I am optimistic about the future of financial technology and its potential to improve all of our lives. Gatherings like this help us to build the partnerships and trust, and attain the expertise and wisdom, to recognize and support those innovations that are genuinely innovative, that have the power to enhance our societies. I look forward to working with all of you to develop thoughtful regulatory frameworks that allow our markets to flourish and our innovators to innovate. Thank you.
 Ivan Dikov, Archaeologists Start Search For Roman Forum of Ancient Serdica in Bulgaria’s Capital Sofia, Archaeology in Bulgaria (April 22, 2018), http://archaeologyinbulgaria.com/2015/07/06/archaeologists-start-search-for-roman-forum-of-ancient-serdica-in-bulgarias-capital-sofia/.
 Leon de Leeuw, Serdica (April 22, 2018), https://www.leondeleeuw.net/travel-bulgaria-sofia-serdica.
 Chao Deng, China Quietly Orders Closing of Bitcoin Mining Operations, Wall St. J., Jan. 11, 2018, https://www.wsj.com/articles/china-quietly-orders-closing-of-bitcoin-mining-operations-1515594021.
 Eun-Young Jeong and Steven Russolillo, Got ID? South Korea Tightens Noose on Anonymous Cryptocurrency Trading, Wall St. J., Jan. 24, 2018, https://www.wsj.com/articles/noose-tightens-on-anonymous-cryptocurrency-trading-in-south-korea-1516699321; Garrett Keirns, Japan's Bitcoin Law Goes Into Effect Tomorrow, Coindesk, April 2017, https://www.coindesk.com/japan-bitcoin-law-effect-tomorrow/.
 Communique, G20, Finance Ministers and Central Bank Governors (March 19-20, 2018), https://g20.org/sites/default/files/media/communique_-_fmcbg_march_2018.pdf.
 Id. The IMF has also recently urged international standard-setters to work together to develop a consensus on the definition of crypto-assets and their potential role in the financial system.
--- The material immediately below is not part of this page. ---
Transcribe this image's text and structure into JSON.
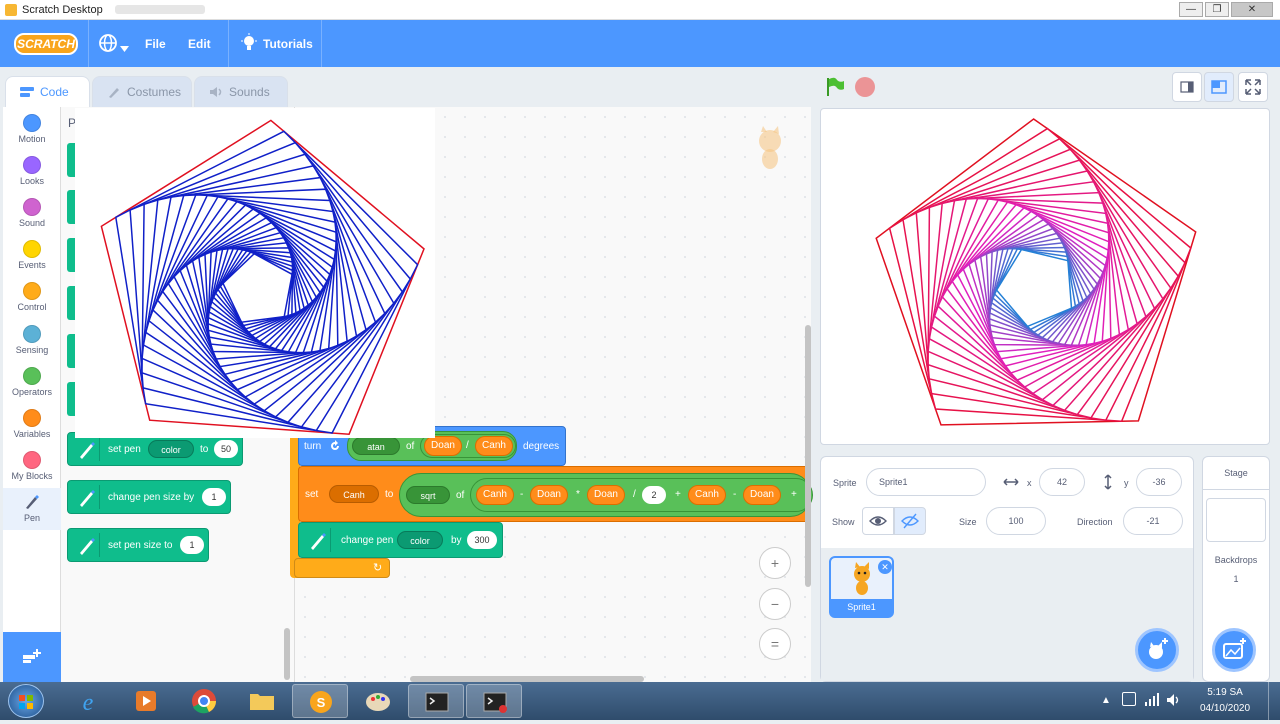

IMF, 2018 Global Financial Stability Report 24-26 (April 18, 2018), http://www.imf.org/~/media/Files/Publications/GFSR/2018/April/ch1/doc/text.ashx?la=en.
 See, e.g. FinCEN Guidance: Application of FinCEN’s Regulations to Persons Administering, Exchanging, or Using Virtual Currencies (Mar. 18, 2013), https://www.fincen.gov/resources/statutes-regulations/guidance/application-fincens-regulations-persons-administering; “Virtual Currency” licenses issued by the State of Washington Dept. of Financial Services and the “BitLicenses” issued by the New York State Dept. of Financial Services, https://dfi.wa.gov/bitcoin; http://www.dfs.ny.gov/legal/regulations/bitlicense_reg_framework.htm.
 Internal Revenue Service, Notice 2014-21 (March 25, 2014), https://www.irs.gov/newsroom/irs-virtual-currency-guidance.
 Statement on Potentially Unlawful Online Platforms for Trading Digital Assets, Divisions of Enforcement and Trading and Markets, Securities and Exchange Commission (March 7, 2018), https://www.sec.gov/news/public-statement/enforcement-tm-statement-potentially-unlawful-online-platforms-trading.
 Statement on Potentially Unlawful Online Platforms for Trading Digital Assets, Divisions of Enforcement and Trading and Markets, Securities and Exchange Commission (March 7, 2018), https://www.sec.gov/news/public-statement/enforcement-tm-statement-potentially-unlawful-online-platforms-trading; Statement on Cryptocurrencies and Initial Coin Offerings, SEC Chairman Jay Clayton (Dec. 11, 2017).